=== Records for this task ===
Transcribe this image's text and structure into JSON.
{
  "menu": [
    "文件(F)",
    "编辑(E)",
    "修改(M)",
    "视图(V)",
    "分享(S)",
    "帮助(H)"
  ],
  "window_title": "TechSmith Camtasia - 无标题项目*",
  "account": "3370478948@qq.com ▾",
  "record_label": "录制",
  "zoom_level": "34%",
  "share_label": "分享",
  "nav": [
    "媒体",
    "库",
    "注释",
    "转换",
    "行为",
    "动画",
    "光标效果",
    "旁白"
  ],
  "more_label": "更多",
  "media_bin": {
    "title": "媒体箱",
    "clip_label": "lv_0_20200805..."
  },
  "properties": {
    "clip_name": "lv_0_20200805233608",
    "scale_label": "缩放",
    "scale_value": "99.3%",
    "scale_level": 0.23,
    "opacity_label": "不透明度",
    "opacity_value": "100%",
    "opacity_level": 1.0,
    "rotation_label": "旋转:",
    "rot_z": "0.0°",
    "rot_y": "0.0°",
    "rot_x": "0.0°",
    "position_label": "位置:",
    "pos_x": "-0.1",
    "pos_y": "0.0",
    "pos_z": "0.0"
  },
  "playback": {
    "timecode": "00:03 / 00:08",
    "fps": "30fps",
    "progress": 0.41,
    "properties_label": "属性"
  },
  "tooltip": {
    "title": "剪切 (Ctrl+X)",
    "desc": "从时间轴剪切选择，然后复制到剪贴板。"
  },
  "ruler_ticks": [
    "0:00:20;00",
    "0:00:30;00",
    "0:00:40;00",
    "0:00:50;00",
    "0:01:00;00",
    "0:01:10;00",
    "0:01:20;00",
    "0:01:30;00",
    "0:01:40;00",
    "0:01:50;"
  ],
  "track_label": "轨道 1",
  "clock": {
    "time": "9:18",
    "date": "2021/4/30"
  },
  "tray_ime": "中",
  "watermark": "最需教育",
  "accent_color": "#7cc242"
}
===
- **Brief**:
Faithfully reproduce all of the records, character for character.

- **Answer for the task**:
Transcribe this image's text and structure into JSON.
{
  "menu": [
    "文件(F)",
    "编辑(E)",
    "修改(M)",
    "视图(V)",
    "分享(S)",
    "帮助(H)"
  ],
  "window_title": "TechSmith Camtasia - 无标题项目*",
  "account": "3370478948@qq.com ▾",
  "record_label": "录制",
  "zoom_level": "34%",
  "share_label": "分享",
  "nav": [
    "媒体",
    "库",
    "注释",
    "转换",
    "行为",
    "动画",
    "光标效果",
    "旁白"
  ],
  "more_label": "更多",
  "media_bin": {
    "title": "媒体箱",
    "clip_label": "lv_0_20200805..."
  },
  "properties": {
    "clip_name": "lv_0_20200805233608",
    "scale_label": "缩放",
    "scale_value": "99.3%",
    "scale_level": 0.23,
    "opacity_label": "不透明度",
    "opacity_value": "100%",
    "opacity_level": 1.0,
    "rotation_label": "旋转:",
    "rot_z": "0.0°",
    "rot_y": "0.0°",
    "rot_x": "0.0°",
    "position_label": "位置:",
    "pos_x": "-0.1",
    "pos_y": "0.0",
    "pos_z": "0.0"
  },
  "playback": {
    "timecode": "00:03 / 00:08",
    "fps": "30fps",
    "progress": 0.41,
    "properties_label": "属性"
  },
  "tooltip": {
    "title": "剪切 (Ctrl+X)",
    "desc": "从时间轴剪切选择，然后复制到剪贴板。"
  },
  "ruler_ticks": [
    "0:00:20;00",
    "0:00:30;00",
    "0:00:40;00",
    "0:00:50;00",
    "0:01:00;00",
    "0:01:10;00",
    "0:01:20;00",
    "0:01:30;00",
    "0:01:40;00",
    "0:01:50;"
  ],
  "track_label": "轨道 1",
  "clock": {
    "time": "9:18",
    "date": "2021/4/30"
  },
  "tray_ime": "中",
  "watermark": "最需教育",
  "accent_color": "#7cc242"
}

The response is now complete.